Kohler. Supporting an ecosystem of smart hardware.
UX Strategy & Design Oversight
Kohler needed a way to help their users simplify their routines and control their new connected bathroom products.
While Kohler has been creating innovative experiences in the home environment for years, software has never played a major role in their success. We created a unified experience for Kohler that connected all of their new connected products, simplified daily routines, and provided voice control.
Wait, smart what?
Starting from hardware
Before getting started, we knew it was essential that we understood exactly how Kohler’s hardware worked. We worked with Kohler and their development team to understand the features of each of their eight connected products, from showers that turn into steam rooms to self flushing AND heating toilets.
We then created feature matrices that organized each product's function into either control, feedback, or settings. This not only gave us a reference point for design and development, but also gave us an easy way to identify similarities between seemingly disparate products.
Understanding Kohler's users
In addition to understanding the hardware, we needed to understand Kohler’s users. We dove into Kohler’s existing research and realized that their use cases were more experienced-based than we thought. Their users talked about wanting to take their favorite shower every morning or have their kids’ perfect bath waiting for them at night.
The app architecture
As we started building the application, we realized our challenge was two-fold: We needed to create a structure that would not only support granular device control and configuration, but would also allow users to have access to repeatable routines and presets.
The app structure
Our resulting structure split the app into two main categories: Experiences and Products. Experiences give users the ability to start their devices to their specifications with one touch, while Product controls allow Kohler devices to be easily controlled and configured from one place. Additionally, Settings provided a place for all global user configurations.
To help give Kohler an idea of our proposed flow, we identified a high-level map of how we saw the screen flow working out. We used this architecture as a reference point as we began defining more detailed user flows. Eventually this architecture grew into a set of over 100 wireframes that detailed all of the functionality in the application.
For Experiences, we wanted to give users the ability to create a series of product presets that can quickly accessed from the home screen. However, more than just simple presets, we saw Experiences as the foundation for Kohler’s future connected product experiences.
Creating an experience
Users add experiences from the control view, automatically rolling up all of their pre-defined configurations into the experience. This makes setting up an experience as simple as creating a name.
Once an experience has been created, it gets added to a rail on the home screen where it can be quickly started and stopped. Users can also drill in to see experience details in real time and fine-tune their preferences
The future of Experiences
In the future, as Kohler’s products become more synchronized and more readily controlled by voice and user recognition, we see Experiences as the primary way users will interact with their products. Instead of manually starting or stopping presets, routine experiences could eventually be easily called, scheduled, and managed by conversational interactions or biometric recognition.

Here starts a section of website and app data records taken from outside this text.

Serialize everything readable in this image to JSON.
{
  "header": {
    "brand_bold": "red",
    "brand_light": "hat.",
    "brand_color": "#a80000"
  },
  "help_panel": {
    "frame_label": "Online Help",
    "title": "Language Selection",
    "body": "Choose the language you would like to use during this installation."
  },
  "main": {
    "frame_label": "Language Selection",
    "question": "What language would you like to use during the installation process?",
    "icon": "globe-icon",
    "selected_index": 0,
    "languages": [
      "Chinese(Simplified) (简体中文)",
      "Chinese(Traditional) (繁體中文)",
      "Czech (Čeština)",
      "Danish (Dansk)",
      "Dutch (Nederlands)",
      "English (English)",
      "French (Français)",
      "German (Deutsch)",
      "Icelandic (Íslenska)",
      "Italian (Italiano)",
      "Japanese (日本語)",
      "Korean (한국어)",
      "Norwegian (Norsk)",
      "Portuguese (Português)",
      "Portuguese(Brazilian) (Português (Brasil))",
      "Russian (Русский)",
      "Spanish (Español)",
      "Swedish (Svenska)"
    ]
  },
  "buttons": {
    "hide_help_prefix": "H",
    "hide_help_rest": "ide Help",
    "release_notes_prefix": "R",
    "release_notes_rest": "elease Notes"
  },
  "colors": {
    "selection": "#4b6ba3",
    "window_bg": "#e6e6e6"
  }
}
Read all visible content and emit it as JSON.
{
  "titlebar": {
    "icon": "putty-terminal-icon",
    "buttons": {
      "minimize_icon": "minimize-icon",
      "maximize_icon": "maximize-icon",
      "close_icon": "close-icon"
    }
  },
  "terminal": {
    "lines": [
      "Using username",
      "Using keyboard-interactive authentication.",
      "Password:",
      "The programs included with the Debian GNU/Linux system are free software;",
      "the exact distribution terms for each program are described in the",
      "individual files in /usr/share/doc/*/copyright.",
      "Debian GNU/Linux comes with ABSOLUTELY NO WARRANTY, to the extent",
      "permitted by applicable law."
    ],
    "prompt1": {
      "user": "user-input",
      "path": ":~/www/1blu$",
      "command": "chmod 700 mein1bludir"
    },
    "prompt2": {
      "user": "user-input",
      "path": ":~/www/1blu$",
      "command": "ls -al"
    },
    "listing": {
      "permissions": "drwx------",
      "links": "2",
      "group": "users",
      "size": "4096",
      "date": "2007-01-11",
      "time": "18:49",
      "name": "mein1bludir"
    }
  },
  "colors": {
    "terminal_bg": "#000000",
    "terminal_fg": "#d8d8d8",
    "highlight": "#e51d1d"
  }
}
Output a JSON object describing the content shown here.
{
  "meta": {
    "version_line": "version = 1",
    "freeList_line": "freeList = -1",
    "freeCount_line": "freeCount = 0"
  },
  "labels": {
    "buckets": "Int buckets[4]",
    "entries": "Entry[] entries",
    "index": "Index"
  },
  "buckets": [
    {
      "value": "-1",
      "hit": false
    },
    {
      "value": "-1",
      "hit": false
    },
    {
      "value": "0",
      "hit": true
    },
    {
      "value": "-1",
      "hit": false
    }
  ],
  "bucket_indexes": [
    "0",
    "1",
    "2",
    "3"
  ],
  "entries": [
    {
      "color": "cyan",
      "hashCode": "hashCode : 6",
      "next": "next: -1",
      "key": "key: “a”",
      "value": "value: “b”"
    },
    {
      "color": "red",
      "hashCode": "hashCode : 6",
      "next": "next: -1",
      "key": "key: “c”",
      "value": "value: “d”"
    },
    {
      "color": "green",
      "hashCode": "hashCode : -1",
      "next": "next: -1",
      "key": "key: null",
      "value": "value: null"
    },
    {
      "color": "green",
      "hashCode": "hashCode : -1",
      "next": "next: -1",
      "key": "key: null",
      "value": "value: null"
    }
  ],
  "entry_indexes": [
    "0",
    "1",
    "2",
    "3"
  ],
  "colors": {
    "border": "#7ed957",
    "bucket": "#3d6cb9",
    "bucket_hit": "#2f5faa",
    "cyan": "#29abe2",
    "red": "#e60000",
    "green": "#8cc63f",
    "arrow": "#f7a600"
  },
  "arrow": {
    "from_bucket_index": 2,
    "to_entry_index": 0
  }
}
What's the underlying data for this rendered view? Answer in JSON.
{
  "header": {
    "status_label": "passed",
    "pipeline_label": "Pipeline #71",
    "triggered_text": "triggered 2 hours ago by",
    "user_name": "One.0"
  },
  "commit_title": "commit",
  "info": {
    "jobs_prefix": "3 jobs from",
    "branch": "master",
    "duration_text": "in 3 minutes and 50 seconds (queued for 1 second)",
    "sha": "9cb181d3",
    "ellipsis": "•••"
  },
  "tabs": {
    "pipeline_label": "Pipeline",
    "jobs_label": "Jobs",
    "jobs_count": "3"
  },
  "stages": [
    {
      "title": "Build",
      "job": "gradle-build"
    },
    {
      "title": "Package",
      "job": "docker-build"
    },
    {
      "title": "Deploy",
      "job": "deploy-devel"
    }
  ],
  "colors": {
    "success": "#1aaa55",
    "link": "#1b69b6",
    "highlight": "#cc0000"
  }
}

Creating the product controls
While experiences give users a quick way to start and stop their Kohler products, detailed device controls allow for straightforward, easy management of multiple smart products and their statuses.
Making the complex feel easy
While each product has varying degrees of functionality and configuration, we created a system that puts the most important controls act the top level and more detailed controls in settings. This simplified these seemingly complex products and focused the user on the most important actions.
Creating a design language
In addition to the UX work, I also worked with my coworker Natalie to come up with a visual design language for the software. We took our cues from the modern feel of Kohler's hardware and the bold character of their current brand language.
Preparing a consistent control library
To maintain consistency, we created a collection of reusable UI elements that could be used across the software. Establishing this library helped ensured that these products would feel familiar to one another and ensured that our dev team could re-use elements across the app.
Designing the hero controls
Prior to this application, all of these products had lived on their own. Since our software was bringing all of these devices together for the first time, we really wanted to create visual controls that would make things feel clear, consistent, and related. During the design process, I worked with our developers to test the feel of these large scale controls.
In the end, we were able to deliver a fully documented app ready to go for CES 2018
Throughout the project we worked closely with Kohler’s product and development teams to make sure we were meeting their expectations and creating an app that actually worked with their hardware and backend infrastructure. At the end of the project, we were able to deliver a complete application ready for development.
After initial development, Kohler took the app and their ecosystem of smart products to CES where they were named as a CES 2018 Innovation Awards Honoree.